▶ Task requirements
Return the count of lines in the records that include the string "Open", and nothing besides it.

(Element data from apps and pages)
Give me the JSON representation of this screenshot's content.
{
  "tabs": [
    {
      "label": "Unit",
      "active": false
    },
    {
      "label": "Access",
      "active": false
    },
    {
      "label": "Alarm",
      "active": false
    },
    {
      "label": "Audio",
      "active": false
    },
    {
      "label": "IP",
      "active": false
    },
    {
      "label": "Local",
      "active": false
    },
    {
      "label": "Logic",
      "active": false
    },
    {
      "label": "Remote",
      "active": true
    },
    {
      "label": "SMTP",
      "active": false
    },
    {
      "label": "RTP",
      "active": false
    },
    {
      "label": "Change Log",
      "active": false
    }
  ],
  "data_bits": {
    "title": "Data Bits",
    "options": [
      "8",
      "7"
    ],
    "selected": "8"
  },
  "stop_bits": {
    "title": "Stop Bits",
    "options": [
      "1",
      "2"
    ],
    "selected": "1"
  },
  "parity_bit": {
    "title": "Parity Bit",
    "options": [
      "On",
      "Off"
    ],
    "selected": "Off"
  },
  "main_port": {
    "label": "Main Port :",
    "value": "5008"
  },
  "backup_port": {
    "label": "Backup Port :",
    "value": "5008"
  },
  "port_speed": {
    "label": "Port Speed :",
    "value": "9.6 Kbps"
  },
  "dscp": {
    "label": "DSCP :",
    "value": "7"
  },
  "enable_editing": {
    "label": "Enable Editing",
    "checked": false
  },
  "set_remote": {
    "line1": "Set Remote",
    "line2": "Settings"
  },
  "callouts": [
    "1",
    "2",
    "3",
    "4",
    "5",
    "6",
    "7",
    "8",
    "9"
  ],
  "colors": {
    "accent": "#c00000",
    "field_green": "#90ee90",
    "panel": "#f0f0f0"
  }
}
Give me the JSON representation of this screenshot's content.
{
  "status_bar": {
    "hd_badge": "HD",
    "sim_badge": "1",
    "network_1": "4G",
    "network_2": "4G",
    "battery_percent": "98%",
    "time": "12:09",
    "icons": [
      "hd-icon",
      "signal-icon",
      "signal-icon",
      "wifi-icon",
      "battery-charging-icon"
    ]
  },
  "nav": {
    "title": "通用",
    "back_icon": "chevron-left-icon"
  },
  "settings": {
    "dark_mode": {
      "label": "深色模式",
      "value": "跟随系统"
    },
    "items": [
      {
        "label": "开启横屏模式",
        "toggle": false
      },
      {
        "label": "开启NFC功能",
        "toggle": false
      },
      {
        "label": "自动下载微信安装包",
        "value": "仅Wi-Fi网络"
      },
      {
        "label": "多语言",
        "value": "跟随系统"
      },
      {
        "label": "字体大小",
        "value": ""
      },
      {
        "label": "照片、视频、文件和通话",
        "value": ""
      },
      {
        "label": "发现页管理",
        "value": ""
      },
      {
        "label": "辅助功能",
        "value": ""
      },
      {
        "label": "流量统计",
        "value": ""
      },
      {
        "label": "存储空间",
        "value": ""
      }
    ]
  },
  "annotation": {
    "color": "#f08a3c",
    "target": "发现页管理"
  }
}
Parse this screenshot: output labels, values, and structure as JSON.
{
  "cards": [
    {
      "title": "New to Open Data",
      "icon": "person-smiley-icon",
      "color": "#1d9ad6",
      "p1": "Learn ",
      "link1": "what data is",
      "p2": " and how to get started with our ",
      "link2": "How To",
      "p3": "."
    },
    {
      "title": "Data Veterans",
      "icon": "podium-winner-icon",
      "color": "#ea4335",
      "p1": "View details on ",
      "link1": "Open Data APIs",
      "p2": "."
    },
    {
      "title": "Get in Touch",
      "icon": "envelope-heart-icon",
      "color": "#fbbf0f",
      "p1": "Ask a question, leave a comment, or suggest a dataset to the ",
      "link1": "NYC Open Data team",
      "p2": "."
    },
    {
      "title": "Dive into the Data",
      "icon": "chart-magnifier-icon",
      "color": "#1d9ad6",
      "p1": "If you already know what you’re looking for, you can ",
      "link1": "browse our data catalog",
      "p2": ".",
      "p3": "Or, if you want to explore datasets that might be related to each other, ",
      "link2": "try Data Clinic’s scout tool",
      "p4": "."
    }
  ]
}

▶ Solution for this problem
3